The film opens the day before the incident, so we see the soldiers as they lay about their outpost and pass the time. The production is British, as are the actors. I didn’t recognize any of them, and frankly the accents were so think that I had trouble following the dialogue in the opening act. Later in the film, when there’s dialogue you really need to hear, it’s easily discernible. So the early scenes function in a kind of impressionistic manner, giving us a feel for the daily life, rhythms, and emotional textures of the group as a whole, as they play card games and trade good-natured insults.

That night, they have a brief exchange of gunfire with a nearby Taliban roadblock, and it’s remarkable how routine and almost amusing the modest firefight is. That disables the roadblock, so the next morning, three of the soldiers suit up and head down to investigate, which leads them into the riverbed and the minefield death trap.

It’s at this point, when the explosions and the screams start, that distinct personalities emerge. There’s Stu Hale (Benjamin O’Mahony), the member of the three-man patrol who’s initially injured. Then there’s Stu Pearson (Scott Kyle), one of the ranking officers at the outpost who is, at least for a while, the de facto leader of the rescue effort. Mark Wright (David Elliot) is the soldier who is the most grievously wounded, but who paradoxically becomes the heart and soul of the troop, relying on his words to keep his comrades steady and sane as he lays there in the dirt. And Tug (Mark Stanley), the outpost’s laidback medic, is probably the closest thing Kilo Two Bravo has to a lead protagonist.

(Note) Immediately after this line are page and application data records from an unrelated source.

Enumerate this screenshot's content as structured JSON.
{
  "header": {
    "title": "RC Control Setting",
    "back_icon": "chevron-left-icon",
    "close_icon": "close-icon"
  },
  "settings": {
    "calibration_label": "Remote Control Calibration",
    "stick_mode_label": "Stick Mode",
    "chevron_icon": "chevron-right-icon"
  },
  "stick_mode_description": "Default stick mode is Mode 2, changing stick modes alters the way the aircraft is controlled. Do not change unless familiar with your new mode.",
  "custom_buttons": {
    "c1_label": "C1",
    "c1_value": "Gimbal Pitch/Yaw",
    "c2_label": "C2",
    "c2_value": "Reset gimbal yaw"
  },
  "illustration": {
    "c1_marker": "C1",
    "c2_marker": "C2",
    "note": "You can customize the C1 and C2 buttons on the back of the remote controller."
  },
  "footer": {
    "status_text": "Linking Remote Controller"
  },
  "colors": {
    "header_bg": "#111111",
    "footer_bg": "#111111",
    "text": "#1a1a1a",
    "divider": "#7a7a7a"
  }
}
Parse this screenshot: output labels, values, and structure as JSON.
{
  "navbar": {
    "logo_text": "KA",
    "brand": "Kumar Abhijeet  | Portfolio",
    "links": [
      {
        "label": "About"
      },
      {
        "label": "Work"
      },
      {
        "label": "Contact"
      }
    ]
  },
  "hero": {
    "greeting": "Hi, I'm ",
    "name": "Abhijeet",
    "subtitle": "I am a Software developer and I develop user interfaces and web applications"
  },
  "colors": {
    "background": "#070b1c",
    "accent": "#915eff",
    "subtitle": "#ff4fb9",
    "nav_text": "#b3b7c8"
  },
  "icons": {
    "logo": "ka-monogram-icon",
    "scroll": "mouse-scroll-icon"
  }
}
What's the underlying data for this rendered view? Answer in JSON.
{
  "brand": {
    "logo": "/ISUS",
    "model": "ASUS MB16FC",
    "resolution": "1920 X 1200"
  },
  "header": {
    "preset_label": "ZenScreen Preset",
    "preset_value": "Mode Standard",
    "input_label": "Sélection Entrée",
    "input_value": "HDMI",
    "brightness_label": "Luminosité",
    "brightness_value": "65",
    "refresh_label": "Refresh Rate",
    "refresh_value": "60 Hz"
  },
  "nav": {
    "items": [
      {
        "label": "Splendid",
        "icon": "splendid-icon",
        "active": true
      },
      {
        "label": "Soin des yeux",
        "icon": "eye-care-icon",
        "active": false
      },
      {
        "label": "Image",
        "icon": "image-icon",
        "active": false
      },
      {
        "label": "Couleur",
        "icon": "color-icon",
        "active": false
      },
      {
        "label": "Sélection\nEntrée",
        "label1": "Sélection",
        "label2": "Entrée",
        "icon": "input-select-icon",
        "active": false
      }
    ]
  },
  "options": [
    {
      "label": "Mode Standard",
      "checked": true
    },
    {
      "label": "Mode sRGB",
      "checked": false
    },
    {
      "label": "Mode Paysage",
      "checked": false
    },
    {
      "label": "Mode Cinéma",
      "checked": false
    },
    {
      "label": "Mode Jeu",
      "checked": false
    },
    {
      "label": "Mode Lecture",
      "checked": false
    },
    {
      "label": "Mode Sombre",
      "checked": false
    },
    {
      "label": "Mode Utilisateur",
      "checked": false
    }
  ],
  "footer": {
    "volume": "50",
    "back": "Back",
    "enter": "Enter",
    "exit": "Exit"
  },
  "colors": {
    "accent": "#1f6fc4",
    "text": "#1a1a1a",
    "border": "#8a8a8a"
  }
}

At first, the soldiers are confident they’ve mapped out a safe route from the edge of the riverbed to Stu’s injured body. They conclude they need to move him to another spot that will be easier to defend should the Taliban show up. So two of the men begin the slow and terrifying work of digging through he dirt with their knives to clear a path. They think they’ve got it nailed, but it quickly becomes obvious the routes they thought they had aren’t safe at all.

Things as mundane as falling rocks or a body shifting set off more explosions. Pretty soon you’re hiding your face every time someone takes a single step, and the simmering dread of the very ground around them forces the soldiers into feats of problem-solving that are both grim and bizarre. Meanwhile, the difficulty of communicating their situation to other outposts becomes maddening: At one point, a helicopter arrives to help them, but the helicopter crew doesn’t realize the situation with the mines. The frustration – as the soldiers desperately try to explain over the noise why they can’t move to the open helicopter door a mere fifty feet away – is visceral and wrenching.

Yet amidst this, the soldiers’ humanity comes to the fore. When Stu Hale starts up with the usual “tell my wife” dialogue, he inspires one of the most hilarious and deeply-felt “don’t you lose hope on me now” speeches that’s ever graced a war movie. Later, one of the injured soldiers confesses it’s his birthday. So Mark and Tug lead the injured men in what may be the worst, yet most necessary rendition of “happy birthday” in human history.

Kati’s frame is bright and detailed, saturated by the oranges of the Afghanistan desert, and against that backdrop the flesh and blood and burns stand out vividly. His direction is effective, capturing both the sweep of the desert hills and lakes, and the otherworldly claustrophobia of being unable to move in the middle of a wide-open landscape. Williams’ writing has absolutely no frills: He plays out the story, with no flashbacks or subplots to distract from the relentlessness of the proceedings. The film’s conclusion is quick and efficient, offering one sad and poetic moment only. Indeed, after the ratchet of tension, the roll of real-life photos over the end credits – accompanied by a perfect song by Phoebe Katis – is deeply cathartic in the best sense.

If you’ve got the stomach for it, Kilo Two Bravo is definitely worth seeing.